@gorillo then we are in the same bucket... i was also into drawing when i was a kid. I feel the same about past years (not drawing). Plus i am only a year older then you and hope also this will become my main income one day. Love to see i am not alone... Time for a change now.
And ofcourse thanks guys for the great episode again!
AbbyLucero last edited by
Hi all! @Lee-White , @Jake-Parker & @Will-Terry , thank you again so much for this invaluable advice and information. like you have said, this topic seems to be generally avoided in most art education establishments. I’ve been a little bit on a different side from the students that really want to only do 1 thing and make it big as “an animator” or “concept artist” my problem has been trying to figure out what field of Illustration I wanted to go. I love making art and the process, experimenting and learning is really a great experience. However, I’ve been really torn on what field to focus on and what kind of illustrations/ work I’d want to do.

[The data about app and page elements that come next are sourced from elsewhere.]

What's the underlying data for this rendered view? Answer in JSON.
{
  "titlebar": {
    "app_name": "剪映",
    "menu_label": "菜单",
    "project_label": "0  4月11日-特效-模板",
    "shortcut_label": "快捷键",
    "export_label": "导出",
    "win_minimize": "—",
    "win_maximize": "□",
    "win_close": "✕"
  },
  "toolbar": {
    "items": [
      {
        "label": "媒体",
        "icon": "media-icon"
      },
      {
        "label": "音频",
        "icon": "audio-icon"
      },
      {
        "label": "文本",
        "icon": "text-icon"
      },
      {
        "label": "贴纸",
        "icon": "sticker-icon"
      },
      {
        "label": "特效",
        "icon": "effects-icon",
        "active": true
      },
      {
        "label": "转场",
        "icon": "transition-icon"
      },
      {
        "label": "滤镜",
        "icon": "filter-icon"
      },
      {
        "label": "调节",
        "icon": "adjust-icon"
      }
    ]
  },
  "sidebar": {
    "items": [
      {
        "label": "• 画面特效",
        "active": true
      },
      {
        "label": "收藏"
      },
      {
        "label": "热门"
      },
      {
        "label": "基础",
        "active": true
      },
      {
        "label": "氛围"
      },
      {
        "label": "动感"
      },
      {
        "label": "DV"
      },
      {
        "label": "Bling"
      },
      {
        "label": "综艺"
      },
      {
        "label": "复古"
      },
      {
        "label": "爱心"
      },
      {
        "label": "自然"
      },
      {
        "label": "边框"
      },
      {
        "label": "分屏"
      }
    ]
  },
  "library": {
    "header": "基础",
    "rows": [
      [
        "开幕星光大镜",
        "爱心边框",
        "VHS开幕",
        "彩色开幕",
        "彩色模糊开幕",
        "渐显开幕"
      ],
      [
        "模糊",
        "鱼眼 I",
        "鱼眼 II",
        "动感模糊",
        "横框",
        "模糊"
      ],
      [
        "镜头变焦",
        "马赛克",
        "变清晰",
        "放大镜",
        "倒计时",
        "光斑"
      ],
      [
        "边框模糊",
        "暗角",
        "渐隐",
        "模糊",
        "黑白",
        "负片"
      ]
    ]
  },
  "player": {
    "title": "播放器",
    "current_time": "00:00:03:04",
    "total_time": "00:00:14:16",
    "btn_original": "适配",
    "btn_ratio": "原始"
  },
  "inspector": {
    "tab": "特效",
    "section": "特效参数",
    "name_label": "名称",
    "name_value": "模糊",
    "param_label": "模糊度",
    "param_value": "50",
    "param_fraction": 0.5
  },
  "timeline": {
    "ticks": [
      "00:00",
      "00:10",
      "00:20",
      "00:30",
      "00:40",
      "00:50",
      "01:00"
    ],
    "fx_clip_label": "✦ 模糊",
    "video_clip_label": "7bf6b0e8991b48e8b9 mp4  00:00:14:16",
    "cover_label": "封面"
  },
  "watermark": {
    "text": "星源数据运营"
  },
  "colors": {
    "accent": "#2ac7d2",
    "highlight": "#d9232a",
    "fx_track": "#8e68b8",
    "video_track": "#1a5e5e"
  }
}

I’ve done a Bachelors in Animation, I thought It’s what I wanted to do and I was convinced it was my calling but after finishing my degree and coming out of art school, I realise I didn’t love it. I felt lost and a bit aimless. I moved to the big City(London) to try and get my portfolio out there but living in the city was so expensive I had to take admin and corporate jobs to pay the bills. Needless to say I couldn’t get art jobs because my portfolio reflected where I was artistically which was aimless. Anyway I decided to leave the big city with my partner to pursue our creative lifestyle goals. Now much like @Gorillo at 34 i’m brushing up on fundamentals and basics, quit my office jobs and now working part time as a Barista at the local independent coffee shop (for some income and feed my coffee habit)and work on my art. After listening to all of the podcasts and YouTube vids, I’ve managed to really pintpoint what I love about making art and figured out what kind of work I want to do. I’ve participated in a local art fair and in process of self publishing a children’s book with a writer. My partner has also been getting more freelance work as a photographer. All in all I think what you’re doing is amazing and I’m truly greatful for the time, the advice and everything you giive to this community.
leothejediartist last edited by
Hey guys so I just ended an 18 hour road trip and the 3 point perspective helped it go by quickly. Especially the embarrassing stories lol. But this episode in particular was well done and thought provoking. I appreciate the no nonsense all fact approach to this topic in particular. It makes it easier to make informed decisions. Thanks guys for your hard work.